From 1924 to 1931, Paul Signac spent his summers at Lézardrieux, a hamlet in Northern Brittany, overlooking the River Trieux, where he usually rented a house for several weeks. The present work shows a bay of the river with three large sailing boats moored side by side – two seen head on, the third from the stern – surrounded by lush rolling hills.

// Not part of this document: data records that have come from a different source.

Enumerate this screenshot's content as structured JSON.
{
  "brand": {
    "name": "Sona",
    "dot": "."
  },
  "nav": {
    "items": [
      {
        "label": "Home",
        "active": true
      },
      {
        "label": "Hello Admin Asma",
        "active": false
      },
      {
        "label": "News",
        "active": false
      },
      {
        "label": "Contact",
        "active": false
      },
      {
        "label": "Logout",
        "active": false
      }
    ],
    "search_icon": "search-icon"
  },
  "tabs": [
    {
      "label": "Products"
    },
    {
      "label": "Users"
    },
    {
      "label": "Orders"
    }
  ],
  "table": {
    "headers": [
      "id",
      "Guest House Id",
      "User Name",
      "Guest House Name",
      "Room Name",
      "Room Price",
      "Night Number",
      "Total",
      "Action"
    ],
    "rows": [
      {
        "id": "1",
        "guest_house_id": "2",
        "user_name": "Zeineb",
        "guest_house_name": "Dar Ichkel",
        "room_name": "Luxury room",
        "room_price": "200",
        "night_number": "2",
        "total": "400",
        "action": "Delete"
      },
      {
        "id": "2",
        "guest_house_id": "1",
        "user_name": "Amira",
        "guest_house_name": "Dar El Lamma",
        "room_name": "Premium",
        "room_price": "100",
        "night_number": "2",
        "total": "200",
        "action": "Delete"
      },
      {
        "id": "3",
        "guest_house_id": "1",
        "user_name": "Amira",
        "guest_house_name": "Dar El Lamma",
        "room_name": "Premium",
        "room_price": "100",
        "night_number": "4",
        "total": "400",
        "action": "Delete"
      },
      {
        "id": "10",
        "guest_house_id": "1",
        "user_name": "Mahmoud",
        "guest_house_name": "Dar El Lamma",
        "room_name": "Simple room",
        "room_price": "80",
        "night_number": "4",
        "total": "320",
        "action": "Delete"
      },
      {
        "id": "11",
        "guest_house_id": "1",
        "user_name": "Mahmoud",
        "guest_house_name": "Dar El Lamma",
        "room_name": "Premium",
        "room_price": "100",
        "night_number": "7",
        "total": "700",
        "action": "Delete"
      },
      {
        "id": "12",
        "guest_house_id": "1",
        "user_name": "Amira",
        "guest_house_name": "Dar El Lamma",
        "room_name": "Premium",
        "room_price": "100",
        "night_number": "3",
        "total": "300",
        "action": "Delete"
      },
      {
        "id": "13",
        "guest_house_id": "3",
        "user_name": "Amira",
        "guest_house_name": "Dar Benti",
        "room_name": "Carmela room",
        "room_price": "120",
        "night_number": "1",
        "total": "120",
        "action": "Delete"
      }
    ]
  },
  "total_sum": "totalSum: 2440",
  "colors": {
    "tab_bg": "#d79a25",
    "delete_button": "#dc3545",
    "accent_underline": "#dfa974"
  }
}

Although Signac never abandoned Pointillism in his oil paintings, he regarded watercolour as a welcome alternative to the arduous application of countless dabs of paint in this technique. In many ways, watercolour better suited his temperament, because paint has to be applied quickly and precisely, leaving no room for mistakes and second attempts. The present sheet is executed in brilliantly fresh colours with a mobile, flowing brush, black crayon providing sketchy outlines and structure.